Action item:
Among the entries below, find each line holding "true" and return it.

Input records:
▼▼▼

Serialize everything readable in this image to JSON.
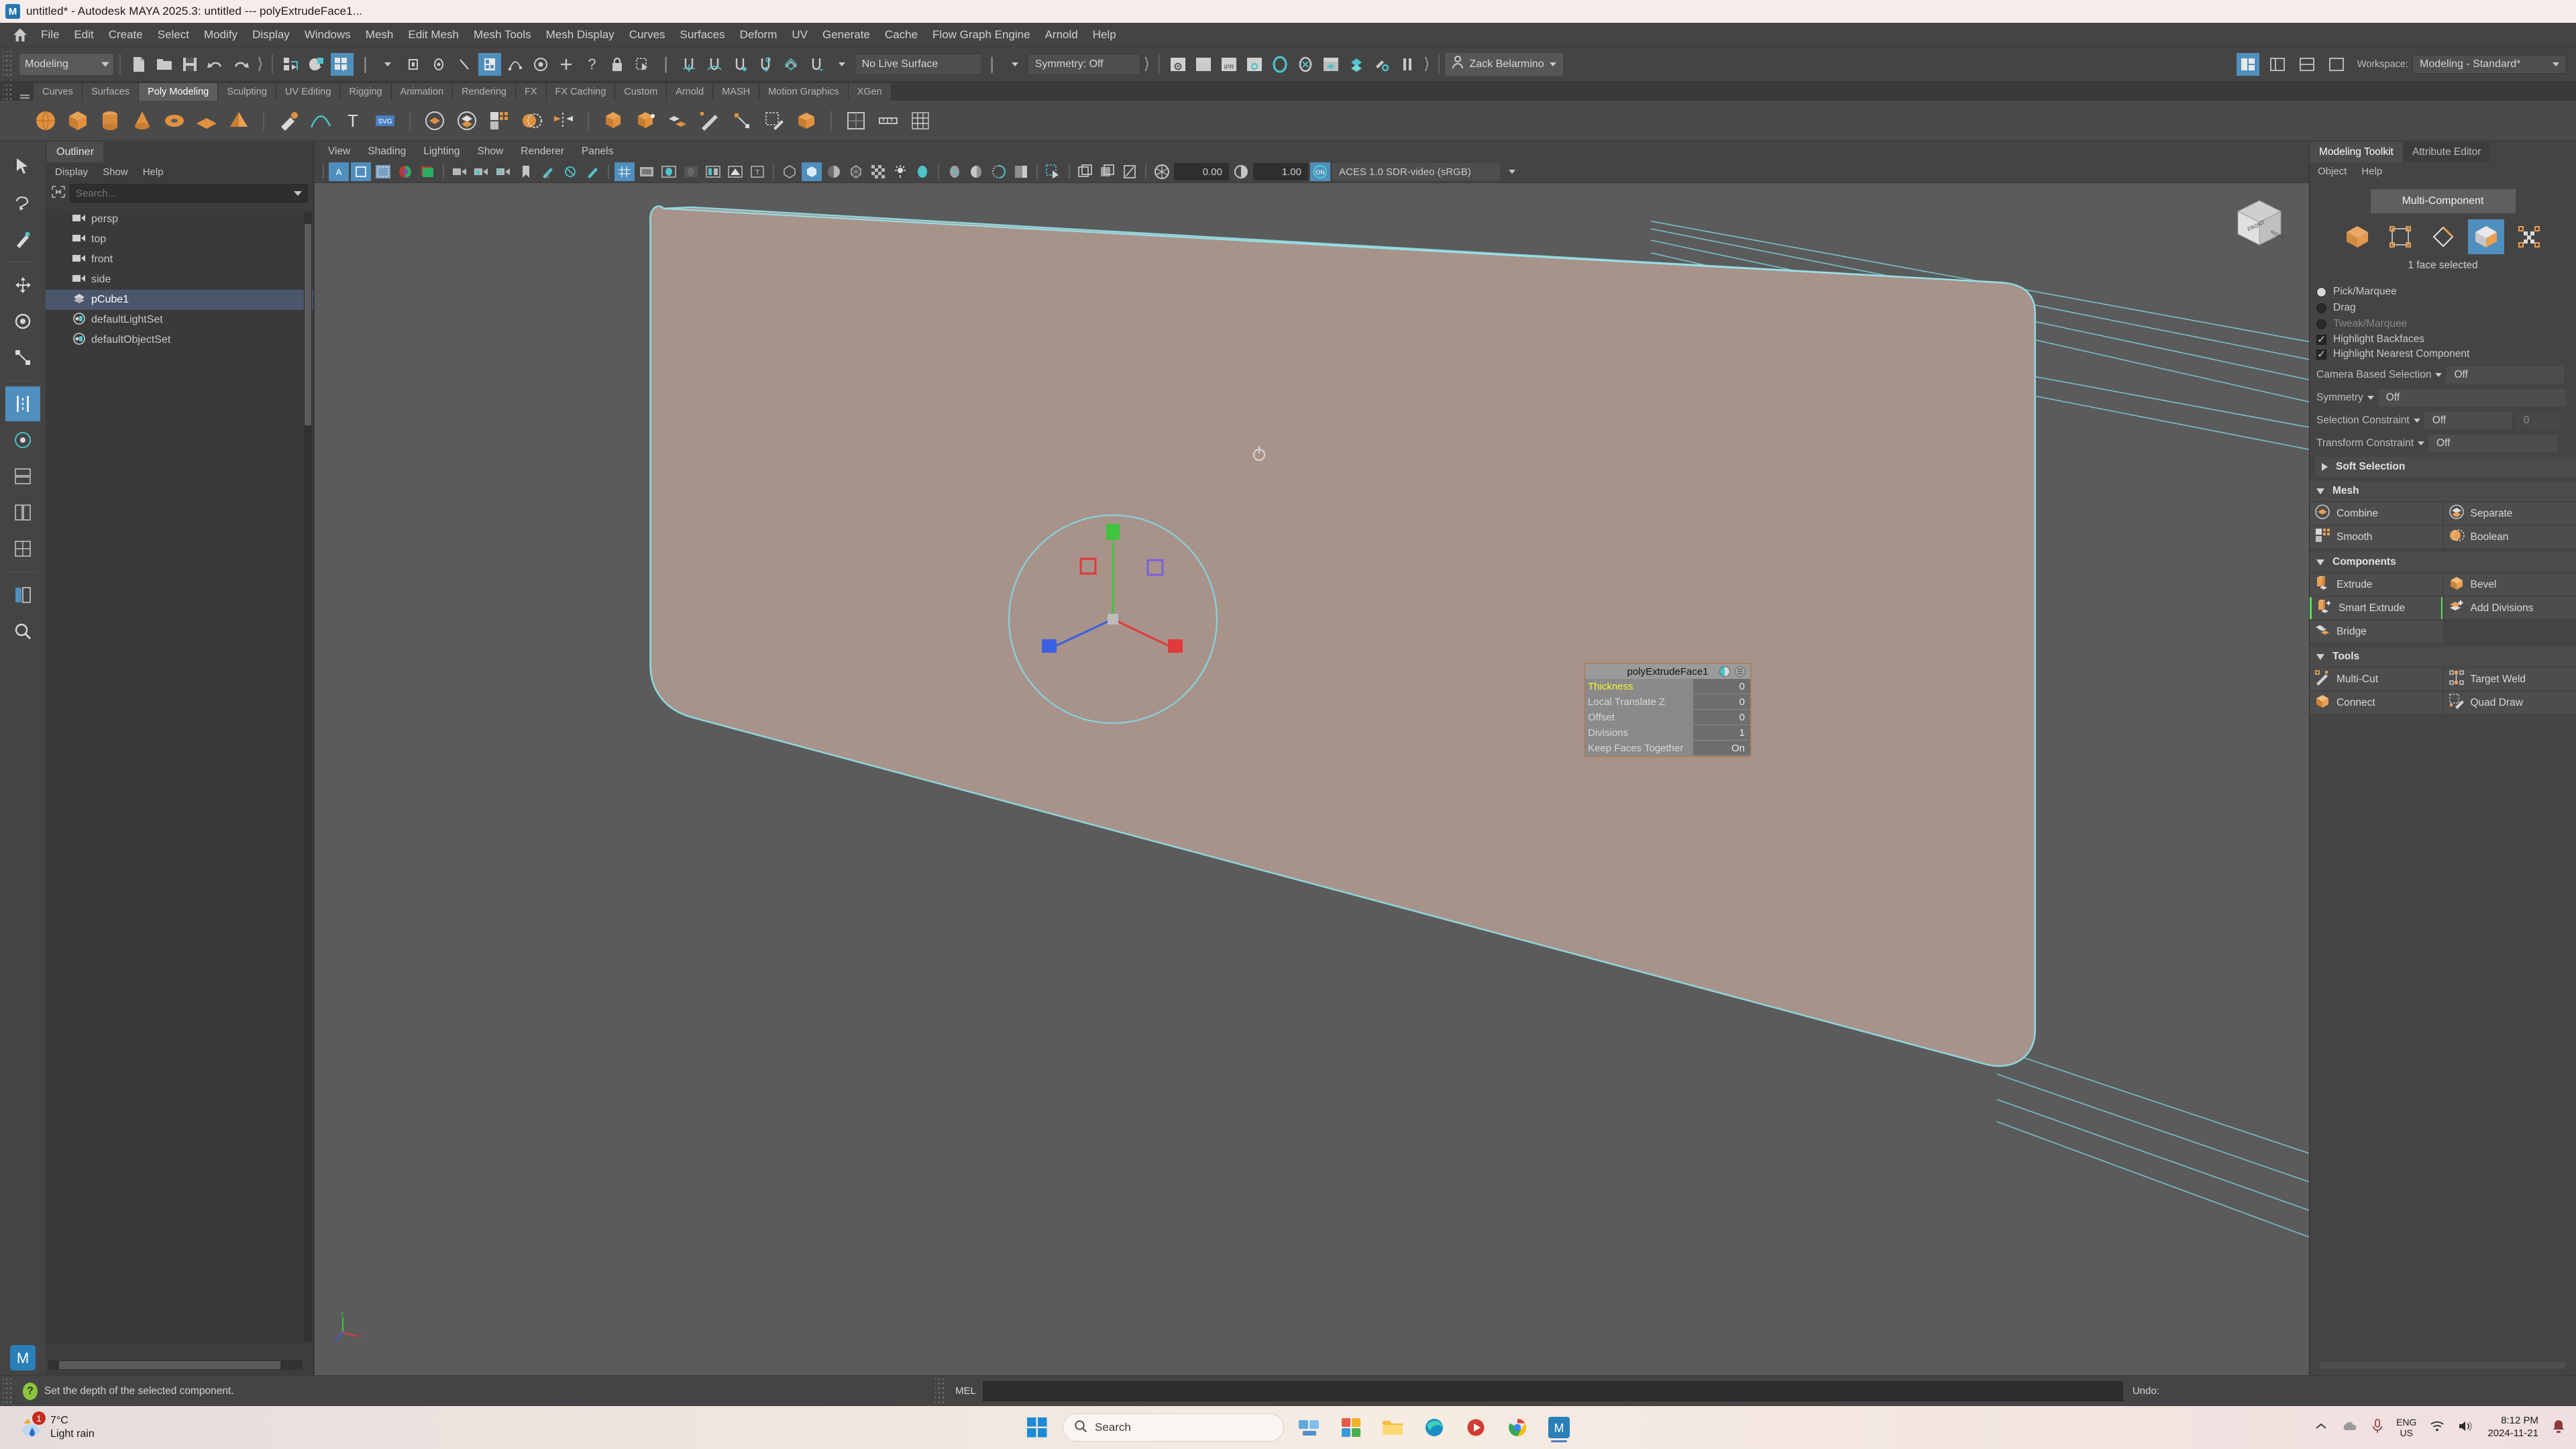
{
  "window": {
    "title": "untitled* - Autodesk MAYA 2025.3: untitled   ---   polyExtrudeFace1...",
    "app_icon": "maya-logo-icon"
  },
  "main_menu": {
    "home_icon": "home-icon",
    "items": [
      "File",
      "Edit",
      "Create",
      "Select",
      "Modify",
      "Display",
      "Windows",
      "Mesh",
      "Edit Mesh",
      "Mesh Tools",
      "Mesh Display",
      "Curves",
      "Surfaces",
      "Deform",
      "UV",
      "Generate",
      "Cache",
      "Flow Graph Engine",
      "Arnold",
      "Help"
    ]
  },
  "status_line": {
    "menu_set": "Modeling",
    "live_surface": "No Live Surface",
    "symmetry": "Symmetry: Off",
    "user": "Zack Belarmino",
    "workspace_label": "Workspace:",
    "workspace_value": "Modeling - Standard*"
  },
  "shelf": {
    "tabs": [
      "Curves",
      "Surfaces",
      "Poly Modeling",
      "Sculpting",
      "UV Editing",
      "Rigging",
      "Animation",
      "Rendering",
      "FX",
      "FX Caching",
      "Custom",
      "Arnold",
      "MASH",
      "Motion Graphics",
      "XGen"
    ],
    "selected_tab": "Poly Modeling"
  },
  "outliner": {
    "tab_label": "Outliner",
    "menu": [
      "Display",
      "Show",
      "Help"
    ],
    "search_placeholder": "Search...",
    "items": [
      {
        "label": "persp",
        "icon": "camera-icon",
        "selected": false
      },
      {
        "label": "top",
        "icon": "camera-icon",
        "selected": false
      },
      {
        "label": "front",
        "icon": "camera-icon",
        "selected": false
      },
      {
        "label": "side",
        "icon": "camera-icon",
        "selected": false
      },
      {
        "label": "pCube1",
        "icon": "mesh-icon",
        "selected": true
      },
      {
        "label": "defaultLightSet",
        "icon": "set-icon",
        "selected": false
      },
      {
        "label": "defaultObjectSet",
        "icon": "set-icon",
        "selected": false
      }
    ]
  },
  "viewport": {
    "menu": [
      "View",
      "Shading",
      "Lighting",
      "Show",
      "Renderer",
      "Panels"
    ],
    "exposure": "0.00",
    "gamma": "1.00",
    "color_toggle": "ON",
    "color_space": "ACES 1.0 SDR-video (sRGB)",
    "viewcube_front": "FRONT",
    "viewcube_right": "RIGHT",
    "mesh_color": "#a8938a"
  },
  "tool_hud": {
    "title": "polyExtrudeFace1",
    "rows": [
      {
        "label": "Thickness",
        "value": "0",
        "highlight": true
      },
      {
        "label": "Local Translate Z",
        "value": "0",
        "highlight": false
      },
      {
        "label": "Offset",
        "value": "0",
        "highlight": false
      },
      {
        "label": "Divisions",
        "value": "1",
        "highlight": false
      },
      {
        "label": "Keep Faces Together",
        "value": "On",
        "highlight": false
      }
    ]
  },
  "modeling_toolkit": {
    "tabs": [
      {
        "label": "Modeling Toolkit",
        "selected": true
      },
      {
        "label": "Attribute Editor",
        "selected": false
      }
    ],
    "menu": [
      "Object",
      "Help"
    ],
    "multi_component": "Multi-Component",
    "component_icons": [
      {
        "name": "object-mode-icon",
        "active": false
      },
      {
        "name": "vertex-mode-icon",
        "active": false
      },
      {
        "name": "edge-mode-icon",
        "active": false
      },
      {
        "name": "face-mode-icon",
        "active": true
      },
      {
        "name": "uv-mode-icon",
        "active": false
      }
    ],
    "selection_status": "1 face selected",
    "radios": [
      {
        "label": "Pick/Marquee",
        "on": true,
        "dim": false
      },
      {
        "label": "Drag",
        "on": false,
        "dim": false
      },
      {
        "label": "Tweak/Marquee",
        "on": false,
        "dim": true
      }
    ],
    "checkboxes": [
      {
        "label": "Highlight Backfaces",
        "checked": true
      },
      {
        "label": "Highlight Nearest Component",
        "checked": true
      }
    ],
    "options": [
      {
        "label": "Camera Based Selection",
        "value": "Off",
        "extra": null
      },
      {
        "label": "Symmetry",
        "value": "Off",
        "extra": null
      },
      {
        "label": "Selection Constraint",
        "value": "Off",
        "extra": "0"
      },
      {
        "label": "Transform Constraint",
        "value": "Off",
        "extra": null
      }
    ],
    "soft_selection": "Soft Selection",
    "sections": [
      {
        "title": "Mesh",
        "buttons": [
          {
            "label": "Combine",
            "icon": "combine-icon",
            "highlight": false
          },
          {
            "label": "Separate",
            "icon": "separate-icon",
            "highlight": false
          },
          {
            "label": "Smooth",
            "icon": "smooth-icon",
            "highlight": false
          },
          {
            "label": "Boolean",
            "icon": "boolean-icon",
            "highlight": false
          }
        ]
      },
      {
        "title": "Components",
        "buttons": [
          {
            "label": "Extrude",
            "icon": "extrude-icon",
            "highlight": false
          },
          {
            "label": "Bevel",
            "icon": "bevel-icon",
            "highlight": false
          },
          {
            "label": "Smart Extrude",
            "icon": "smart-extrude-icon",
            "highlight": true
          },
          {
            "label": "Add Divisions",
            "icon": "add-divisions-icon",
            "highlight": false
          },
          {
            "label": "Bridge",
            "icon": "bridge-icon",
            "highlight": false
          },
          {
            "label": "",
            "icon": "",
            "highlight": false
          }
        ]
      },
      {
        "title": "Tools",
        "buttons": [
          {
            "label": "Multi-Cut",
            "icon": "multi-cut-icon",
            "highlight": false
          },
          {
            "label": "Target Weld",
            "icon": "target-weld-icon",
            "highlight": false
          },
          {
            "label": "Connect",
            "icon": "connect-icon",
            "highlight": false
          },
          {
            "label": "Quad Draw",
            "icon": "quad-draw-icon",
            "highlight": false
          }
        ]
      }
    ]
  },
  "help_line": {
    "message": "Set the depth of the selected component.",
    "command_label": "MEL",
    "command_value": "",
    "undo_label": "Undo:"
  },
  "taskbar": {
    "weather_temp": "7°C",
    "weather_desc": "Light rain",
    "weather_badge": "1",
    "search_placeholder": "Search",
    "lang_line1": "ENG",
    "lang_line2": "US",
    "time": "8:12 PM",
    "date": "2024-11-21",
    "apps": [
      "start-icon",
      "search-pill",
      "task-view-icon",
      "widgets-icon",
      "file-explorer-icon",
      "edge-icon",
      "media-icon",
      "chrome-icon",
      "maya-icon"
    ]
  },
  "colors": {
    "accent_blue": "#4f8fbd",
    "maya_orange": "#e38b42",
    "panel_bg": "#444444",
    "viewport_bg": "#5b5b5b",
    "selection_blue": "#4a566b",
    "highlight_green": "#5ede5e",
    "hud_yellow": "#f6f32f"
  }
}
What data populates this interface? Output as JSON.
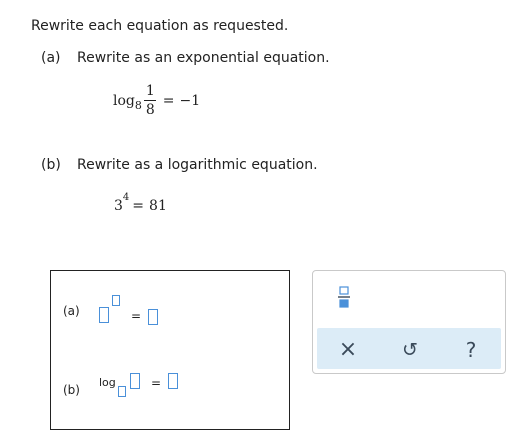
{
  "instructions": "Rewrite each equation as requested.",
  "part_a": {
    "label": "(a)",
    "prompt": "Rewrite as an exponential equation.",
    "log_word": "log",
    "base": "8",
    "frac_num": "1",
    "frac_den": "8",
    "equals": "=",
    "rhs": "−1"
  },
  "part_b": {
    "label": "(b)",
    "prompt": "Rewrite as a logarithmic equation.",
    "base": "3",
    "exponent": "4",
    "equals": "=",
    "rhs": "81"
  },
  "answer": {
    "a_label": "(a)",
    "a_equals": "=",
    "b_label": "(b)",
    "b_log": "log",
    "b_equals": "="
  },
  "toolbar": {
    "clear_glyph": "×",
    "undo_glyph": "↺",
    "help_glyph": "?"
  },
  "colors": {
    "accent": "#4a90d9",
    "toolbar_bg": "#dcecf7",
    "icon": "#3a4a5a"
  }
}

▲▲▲

Solution for this problem:
        "selected": true
        "highlight": true
        "selected": true
        "active": true
        "on": true,
        "dim": true
        "checked": true
        "checked": true
            "highlight": true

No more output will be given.